Contemporary Examples
Historical Examples
  • These are the tapestries that grip the heart, that cause a frisson of joy to the beholder.

    The Tapestry Book Helen Churchill Candee
  • No purely physical theory can interpret all the mystery of the frisson.

  • And the appetite that drove her to ask for more, that was the only sauce–an appetite that was a frisson.

    The Missourian

    Eugene P. (Eugene Percy) Lyle
  • Her nourishment was ever the latest “frisson,” to use her own word.

    The Missourian

    Eugene P. (Eugene Percy) Lyle
  • I must have experiences, pictures, that frisson, as the French say.

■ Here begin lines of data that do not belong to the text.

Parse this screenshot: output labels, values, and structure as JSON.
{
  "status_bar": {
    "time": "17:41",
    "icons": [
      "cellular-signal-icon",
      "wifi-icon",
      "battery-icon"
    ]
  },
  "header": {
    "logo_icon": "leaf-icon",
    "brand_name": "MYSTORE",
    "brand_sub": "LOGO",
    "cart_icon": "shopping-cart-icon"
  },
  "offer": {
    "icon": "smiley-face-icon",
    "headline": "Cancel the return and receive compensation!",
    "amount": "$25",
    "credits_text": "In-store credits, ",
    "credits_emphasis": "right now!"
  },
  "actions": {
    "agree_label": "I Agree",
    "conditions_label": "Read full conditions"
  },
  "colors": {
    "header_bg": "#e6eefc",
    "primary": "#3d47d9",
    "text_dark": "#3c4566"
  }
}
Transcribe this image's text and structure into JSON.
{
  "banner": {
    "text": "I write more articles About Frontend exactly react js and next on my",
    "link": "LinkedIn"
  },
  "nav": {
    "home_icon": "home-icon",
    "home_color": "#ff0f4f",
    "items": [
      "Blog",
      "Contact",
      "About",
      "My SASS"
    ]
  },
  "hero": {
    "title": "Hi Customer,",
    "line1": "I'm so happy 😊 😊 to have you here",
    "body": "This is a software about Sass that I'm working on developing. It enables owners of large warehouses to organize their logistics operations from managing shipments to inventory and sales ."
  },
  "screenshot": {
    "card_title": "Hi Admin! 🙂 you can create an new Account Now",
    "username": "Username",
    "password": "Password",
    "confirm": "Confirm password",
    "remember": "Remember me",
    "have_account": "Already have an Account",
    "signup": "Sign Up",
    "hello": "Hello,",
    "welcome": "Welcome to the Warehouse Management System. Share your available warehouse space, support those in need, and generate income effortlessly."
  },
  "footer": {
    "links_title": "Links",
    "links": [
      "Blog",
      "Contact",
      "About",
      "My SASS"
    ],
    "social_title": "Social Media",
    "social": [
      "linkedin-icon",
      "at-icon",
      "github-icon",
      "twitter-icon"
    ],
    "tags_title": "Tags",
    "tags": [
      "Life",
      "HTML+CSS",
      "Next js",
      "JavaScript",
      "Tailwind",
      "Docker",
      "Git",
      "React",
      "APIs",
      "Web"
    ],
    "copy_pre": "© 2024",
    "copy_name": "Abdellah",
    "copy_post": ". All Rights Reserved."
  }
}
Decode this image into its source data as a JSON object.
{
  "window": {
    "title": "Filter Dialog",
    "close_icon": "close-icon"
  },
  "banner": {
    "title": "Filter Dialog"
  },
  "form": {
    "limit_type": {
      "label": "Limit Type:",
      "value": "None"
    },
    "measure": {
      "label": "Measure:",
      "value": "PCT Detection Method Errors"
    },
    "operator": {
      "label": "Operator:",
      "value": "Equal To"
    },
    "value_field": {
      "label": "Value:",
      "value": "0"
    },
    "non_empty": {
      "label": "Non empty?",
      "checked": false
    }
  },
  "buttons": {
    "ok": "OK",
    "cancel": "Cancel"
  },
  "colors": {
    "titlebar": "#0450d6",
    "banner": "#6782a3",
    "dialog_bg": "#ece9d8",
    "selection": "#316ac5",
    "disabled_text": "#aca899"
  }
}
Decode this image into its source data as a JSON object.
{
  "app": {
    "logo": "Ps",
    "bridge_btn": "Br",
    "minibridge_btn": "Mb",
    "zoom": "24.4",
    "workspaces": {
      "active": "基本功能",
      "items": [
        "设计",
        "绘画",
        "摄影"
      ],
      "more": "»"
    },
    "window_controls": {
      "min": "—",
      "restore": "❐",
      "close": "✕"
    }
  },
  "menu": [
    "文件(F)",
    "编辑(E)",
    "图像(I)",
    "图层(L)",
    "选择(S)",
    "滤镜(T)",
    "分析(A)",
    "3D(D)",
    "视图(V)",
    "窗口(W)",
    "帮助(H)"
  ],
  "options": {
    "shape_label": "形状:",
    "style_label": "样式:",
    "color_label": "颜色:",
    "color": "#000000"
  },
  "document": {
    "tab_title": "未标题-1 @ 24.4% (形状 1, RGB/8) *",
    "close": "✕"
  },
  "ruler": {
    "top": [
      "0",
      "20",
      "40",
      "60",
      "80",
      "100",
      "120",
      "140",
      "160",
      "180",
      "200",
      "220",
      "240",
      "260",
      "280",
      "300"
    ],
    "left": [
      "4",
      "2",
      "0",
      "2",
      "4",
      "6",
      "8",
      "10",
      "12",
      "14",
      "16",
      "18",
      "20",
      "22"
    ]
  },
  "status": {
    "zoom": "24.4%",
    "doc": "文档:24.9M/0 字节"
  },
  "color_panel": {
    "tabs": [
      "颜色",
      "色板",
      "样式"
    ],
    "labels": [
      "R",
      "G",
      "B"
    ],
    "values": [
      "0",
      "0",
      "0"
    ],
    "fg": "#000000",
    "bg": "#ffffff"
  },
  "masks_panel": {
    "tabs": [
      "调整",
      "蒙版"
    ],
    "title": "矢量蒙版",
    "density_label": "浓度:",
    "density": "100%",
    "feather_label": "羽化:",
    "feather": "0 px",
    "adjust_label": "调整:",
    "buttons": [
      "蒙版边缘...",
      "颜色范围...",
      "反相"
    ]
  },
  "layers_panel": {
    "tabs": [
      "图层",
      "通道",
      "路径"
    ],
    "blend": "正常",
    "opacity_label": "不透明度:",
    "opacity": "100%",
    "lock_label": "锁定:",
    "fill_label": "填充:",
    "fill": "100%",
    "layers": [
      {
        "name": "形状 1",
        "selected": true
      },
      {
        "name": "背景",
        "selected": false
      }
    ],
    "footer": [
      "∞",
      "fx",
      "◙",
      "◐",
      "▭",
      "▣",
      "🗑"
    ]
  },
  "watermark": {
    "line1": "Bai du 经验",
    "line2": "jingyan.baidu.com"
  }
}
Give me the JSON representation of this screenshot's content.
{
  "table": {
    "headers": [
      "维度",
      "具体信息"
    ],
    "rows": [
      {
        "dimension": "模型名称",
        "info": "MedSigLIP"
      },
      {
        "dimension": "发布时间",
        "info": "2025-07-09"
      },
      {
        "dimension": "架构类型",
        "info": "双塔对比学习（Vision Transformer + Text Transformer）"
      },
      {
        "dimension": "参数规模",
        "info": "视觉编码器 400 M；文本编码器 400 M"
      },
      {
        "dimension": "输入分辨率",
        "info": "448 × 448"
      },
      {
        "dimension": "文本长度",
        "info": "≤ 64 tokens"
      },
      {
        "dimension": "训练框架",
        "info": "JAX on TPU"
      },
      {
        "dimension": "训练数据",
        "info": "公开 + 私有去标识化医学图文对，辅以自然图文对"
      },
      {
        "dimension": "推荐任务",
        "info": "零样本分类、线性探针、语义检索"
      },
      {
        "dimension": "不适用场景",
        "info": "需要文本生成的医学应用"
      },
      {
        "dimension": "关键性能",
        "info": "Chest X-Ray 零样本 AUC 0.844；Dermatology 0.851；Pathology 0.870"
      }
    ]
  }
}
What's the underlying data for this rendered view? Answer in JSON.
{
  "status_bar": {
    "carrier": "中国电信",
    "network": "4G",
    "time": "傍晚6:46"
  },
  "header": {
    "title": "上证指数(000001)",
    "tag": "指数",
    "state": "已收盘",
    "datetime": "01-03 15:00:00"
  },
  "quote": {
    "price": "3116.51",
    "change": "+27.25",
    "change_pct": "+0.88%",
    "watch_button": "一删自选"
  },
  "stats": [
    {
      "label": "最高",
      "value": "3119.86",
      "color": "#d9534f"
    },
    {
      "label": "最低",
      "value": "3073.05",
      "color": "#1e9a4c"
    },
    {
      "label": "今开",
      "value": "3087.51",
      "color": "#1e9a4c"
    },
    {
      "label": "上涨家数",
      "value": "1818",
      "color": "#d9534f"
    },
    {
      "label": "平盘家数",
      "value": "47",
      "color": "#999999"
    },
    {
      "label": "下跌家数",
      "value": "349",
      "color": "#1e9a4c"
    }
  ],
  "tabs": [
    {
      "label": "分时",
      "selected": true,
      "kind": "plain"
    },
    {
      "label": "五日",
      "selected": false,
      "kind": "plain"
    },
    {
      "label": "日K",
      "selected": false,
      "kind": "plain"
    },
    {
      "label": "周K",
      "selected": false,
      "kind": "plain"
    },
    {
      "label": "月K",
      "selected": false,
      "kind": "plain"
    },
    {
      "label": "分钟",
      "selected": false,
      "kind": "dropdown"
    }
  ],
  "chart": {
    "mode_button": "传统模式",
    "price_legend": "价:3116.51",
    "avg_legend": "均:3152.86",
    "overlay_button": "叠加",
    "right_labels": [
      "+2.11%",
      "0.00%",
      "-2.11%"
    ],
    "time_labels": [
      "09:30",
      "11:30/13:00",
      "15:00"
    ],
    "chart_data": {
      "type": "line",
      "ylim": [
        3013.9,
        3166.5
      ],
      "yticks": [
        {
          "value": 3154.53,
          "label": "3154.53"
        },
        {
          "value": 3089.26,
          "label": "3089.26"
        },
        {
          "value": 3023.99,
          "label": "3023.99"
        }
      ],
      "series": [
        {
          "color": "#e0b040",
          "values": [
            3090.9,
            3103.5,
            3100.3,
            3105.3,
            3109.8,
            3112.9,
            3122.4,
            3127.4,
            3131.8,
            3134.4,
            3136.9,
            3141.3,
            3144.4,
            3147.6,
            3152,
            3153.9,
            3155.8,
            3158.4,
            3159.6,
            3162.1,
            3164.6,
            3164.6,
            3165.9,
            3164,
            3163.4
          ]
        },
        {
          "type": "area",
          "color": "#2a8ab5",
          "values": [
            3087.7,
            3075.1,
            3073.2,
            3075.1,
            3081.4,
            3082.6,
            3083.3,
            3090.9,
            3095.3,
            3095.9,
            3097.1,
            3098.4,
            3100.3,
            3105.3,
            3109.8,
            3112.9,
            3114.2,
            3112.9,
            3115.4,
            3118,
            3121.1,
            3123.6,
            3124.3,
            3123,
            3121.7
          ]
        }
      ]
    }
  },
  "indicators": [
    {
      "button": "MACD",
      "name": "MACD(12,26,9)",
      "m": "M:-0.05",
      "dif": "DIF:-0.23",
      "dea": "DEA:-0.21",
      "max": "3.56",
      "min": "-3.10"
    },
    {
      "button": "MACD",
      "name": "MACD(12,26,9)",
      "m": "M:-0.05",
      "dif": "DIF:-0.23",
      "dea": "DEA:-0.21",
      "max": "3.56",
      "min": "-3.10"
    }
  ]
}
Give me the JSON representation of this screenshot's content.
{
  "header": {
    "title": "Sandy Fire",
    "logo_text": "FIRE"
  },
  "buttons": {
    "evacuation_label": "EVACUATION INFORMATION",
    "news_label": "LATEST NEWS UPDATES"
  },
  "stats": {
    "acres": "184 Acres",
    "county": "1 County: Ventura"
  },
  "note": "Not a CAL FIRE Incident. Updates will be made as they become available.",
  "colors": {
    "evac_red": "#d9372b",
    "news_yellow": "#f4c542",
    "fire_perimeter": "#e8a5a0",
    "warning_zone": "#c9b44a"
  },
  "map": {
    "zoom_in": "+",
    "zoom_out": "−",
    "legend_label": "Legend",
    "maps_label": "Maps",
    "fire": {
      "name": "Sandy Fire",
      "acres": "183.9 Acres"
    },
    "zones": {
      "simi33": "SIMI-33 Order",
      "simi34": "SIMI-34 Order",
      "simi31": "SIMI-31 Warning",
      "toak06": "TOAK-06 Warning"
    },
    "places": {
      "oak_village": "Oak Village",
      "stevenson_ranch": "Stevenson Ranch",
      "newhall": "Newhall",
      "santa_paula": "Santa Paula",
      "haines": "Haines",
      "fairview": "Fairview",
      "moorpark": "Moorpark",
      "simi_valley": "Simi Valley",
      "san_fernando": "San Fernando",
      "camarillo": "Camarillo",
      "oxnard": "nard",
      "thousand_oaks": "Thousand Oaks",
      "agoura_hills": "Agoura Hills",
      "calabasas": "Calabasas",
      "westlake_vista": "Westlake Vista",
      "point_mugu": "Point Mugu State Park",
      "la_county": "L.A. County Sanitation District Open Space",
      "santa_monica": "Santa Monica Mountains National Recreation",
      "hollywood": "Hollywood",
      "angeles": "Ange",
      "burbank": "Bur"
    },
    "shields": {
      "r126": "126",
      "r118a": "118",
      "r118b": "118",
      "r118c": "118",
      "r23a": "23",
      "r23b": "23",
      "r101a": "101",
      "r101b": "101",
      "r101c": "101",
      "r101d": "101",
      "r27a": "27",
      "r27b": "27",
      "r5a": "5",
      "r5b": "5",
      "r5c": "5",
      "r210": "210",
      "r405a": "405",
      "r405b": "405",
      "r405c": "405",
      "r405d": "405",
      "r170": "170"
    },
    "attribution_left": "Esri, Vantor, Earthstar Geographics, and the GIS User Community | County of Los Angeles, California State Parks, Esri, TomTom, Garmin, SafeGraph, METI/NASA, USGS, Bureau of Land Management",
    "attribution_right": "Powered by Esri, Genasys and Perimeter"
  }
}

    The Song of Songs Hermann Sudermann
British Dictionary definitions for frisson


a shudder or shiver; thrill
Word Origin
C18 (but in common use only from C20): literally: shiver
Collins English Dictionary - Complete & Unabridged 2012 Digital Edition
© William Collins Sons & Co. Ltd. 1979, 1986 © HarperCollins
Publishers 1998, 2000, 2003, 2005, 2006, 2007, 2009, 2012
Cite This Source
Word Origin and History for frisson

1777, from French frisson, literally "shiver, thrill" (12c.), from Latin frigere "to be cold" (see frigid).

Online Etymology Dictionary, © 2010 Douglas Harper
Cite This Source

Word of the Day

Nearby words for frisson

Word Value for frisson

Scrabble Words With Friends